Setting up your home landscape for an open house sets up the first impression of your home, which, like any first impression, is very important for also setting the stage for the whole open house experience for a potential buyer in general.
We’re told not to judge books by their cover, but when it comes to real estate, your home landscape is something that every buyer is looking at very closely. It’s no accident that most of the time the first pictures featured on the MLS are photos of the front of a house.
How to Set Up Your Home Landscape for an Open House
Here are ways to set your home landscape up for an open house and make sure you’re setting the stage for a positive experience for potential buyers and creating a greater probability of selling your home quickly.
Clean it Up
Leaves on the lawn? Sticks and chards beneath the trees? Edging looking drab? All of these little details add up to the big picture for potential buyers driving up to your home or checking out a photo of the front of your house.
Make sure your grass is manicured, green, and as clean and clear as possible. Additionally, pay attention to any debris from trees, and how shabby your walkway is looking, or the paint job on your porch or doorway.
Cleaning things up has a lot to do with zooming in on the little details so that potential home buyers coming by for an open house have a positive experience from first look to every step towards the front door.
This can be somewhat difficult as a homeowner because you have been looking at your home as it is for such a long time you may not see what is seen by fresh eyes.
Enlist a friend or acquaintance who hasn’t lived in your home with you to come by and assess what they see – it won’t necessarily be the same thing as an entirely fresh pair of eyes like a potential buyer, but it’ll be much more objective than you or your family member assessing the details.
Address the Driveway
Your driveway is part of the landscape of the front of your home, although it often gets overlooked. If it needs a little love, consider making sure your driveway is looking in tip-top shape before you set up an open house. Although a lot of open house attendees will park on the street, some may be able to fit in the driveway.
Keeping the driveway clear, not lined with trash or debris or any storage-type materials, and making sure any trees or shrubs lining the driveway are manicured and not obstructing the driveway awkwardly (or dangerously) in any way sets up an entrance that is positive and a landscape that is functional and beautiful. These are things that open house attendees will be paying attention to, so pay attention to them first.
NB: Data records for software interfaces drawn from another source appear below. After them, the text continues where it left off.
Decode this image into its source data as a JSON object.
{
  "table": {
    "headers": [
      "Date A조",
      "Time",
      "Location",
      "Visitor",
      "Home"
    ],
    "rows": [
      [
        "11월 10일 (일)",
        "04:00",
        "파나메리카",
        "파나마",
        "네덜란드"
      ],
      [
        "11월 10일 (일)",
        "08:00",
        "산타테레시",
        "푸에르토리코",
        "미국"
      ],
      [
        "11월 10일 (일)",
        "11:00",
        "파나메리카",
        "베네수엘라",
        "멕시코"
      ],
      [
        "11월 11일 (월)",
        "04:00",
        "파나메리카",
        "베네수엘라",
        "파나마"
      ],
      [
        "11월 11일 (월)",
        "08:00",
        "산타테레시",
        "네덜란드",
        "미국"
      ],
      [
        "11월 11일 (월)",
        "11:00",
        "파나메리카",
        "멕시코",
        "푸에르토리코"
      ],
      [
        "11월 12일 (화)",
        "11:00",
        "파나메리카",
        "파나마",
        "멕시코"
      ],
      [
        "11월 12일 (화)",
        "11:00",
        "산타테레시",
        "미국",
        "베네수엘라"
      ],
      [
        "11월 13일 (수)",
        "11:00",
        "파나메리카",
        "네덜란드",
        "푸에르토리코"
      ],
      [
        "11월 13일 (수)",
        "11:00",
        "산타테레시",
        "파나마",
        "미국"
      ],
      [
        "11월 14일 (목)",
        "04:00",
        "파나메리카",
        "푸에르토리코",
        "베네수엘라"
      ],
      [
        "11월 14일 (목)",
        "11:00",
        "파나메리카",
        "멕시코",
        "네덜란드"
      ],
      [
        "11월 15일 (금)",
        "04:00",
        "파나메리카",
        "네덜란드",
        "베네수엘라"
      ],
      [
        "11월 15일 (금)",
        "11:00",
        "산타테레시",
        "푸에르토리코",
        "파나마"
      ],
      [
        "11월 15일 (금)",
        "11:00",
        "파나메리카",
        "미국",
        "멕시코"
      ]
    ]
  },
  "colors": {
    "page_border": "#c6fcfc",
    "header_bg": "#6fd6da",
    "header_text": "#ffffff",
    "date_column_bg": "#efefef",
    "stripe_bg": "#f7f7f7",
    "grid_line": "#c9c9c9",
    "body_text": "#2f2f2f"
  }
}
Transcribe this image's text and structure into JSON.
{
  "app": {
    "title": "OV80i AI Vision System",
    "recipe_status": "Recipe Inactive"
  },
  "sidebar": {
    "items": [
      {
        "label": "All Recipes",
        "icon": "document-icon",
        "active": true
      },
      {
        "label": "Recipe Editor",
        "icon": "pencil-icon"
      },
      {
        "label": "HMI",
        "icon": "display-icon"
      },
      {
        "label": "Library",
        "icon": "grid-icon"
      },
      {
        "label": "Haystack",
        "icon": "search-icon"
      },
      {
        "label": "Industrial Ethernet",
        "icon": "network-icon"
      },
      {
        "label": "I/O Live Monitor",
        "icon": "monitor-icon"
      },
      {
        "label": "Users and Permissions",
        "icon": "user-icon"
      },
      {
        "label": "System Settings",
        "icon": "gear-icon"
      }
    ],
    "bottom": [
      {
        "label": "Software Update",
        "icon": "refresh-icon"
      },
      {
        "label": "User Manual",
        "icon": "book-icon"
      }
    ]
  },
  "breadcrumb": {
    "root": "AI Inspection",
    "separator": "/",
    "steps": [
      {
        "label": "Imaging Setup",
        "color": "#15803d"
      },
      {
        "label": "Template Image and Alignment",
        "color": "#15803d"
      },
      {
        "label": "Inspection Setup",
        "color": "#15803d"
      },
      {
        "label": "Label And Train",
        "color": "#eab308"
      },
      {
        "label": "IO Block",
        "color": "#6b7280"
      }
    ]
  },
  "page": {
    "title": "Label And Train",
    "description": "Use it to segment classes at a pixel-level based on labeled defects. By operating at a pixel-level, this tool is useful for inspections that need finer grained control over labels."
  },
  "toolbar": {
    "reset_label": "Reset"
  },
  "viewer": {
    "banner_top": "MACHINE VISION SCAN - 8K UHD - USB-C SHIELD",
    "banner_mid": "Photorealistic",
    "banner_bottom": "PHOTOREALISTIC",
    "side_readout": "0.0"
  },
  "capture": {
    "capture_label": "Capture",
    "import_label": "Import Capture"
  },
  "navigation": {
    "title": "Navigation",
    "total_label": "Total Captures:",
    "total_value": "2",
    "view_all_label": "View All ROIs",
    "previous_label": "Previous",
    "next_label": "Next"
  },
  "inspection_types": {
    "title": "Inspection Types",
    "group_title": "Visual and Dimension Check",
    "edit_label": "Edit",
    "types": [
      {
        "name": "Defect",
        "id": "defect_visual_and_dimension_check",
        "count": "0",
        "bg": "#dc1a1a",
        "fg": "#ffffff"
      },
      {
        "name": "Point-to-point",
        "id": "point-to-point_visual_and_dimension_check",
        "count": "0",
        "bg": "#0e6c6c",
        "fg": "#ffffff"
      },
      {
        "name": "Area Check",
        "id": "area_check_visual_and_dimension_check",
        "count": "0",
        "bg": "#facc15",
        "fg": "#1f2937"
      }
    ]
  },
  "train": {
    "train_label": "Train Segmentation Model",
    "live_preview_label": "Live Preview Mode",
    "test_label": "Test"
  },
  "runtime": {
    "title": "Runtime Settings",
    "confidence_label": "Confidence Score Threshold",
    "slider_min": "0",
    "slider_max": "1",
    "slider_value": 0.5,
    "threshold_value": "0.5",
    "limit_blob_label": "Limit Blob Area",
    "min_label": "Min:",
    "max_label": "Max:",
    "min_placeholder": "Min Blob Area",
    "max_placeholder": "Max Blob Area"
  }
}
Get Rid of Weeds
This is sort of a no-brainer but something that needs to be addressed properly either way. Getting rid of weeds and creating as clean a line as possible in your landscape (both in the front yard and backyard) will help create a positive aesthetic experience for your open house attendees.
A well manicured, weed-less landscape automatically creates a sense of value, which, a sense of value in your property is probably one of the most if not the most important thing you are looking to instill in anyone coming to your home for an open house.
Flowers are a great addition to a landscape, both in the front of the house and in the back. Just keep it tasteful. Overdoing it in your landscape is just as much of an open house faux pas as staging your home with too much of your own style and flair. You want to keep things simple! Flowers that are inviting and classic and are generally the same height can create an atmosphere that is stylish but not overwhelming or too stylized.
Creating Pockets of Experiences
This applies more to the landscape in your backyard (unless you have a front porch). Use your landscape to create little pockets of experiences wherever you can. This includes your landscape creating a little inlet with a hammock or a landscaped pocket of your backyard that features a little firepit or grill.
If you have a pool, make sure your landscape highlights and accentuates the experience of swimming in your pool. A pool itself offers a great experience – a pool lined with beautiful landscaping is that much lusher and that much better of an experience in every way. This is incredibly important to keep in mind and take advantage of. Be smart about the experiences you do have in your backyard already and use landscaping to accentuate them even more.
You know better than anyone else about how the light hits the front and back of your house. When you are adding to your landscape, keep lighting in mind so you can keep the experiences of viewing a sunrise or sunset.
Even things like a deck can suddenly become a little experience pocket with some good landscaping. A wooden deck off the back of a house with a couple pots on it is a drastically different experience than a wooden deck with some beautiful furniture and a bit of plush landscaping surrounding it on at least one side.
You want to leave room still for the potential home buyer to add something to the landscape if they wish. The idea is to the mark on the experience scale by adding as little as possible. Too much going on in the backyard can clog things up and negatively affect the experience instead of enhancing it. Keep this in mind when you’re beefing up your backyard landscape!
Your landscape layout can create little pockets of experiences that add tons of value to your property, and, additionally, will make your open house attendees eager to engage with what you’ve created for them.
These experience options obviously vary by location. For instance, if your home is one of the homes for sale in Chicago, you may be focused on something a bit different than if your home was for sale in a different climate and area.
Setting your home landscape up for your open house requires the correct mindset before digging in. Keeping these tips in mind when you are setting up your landscape for the front and back of your home prior to an open house will make sure your open house is a success, meaning, it will attract qualified buyers and get you one step closer to closing.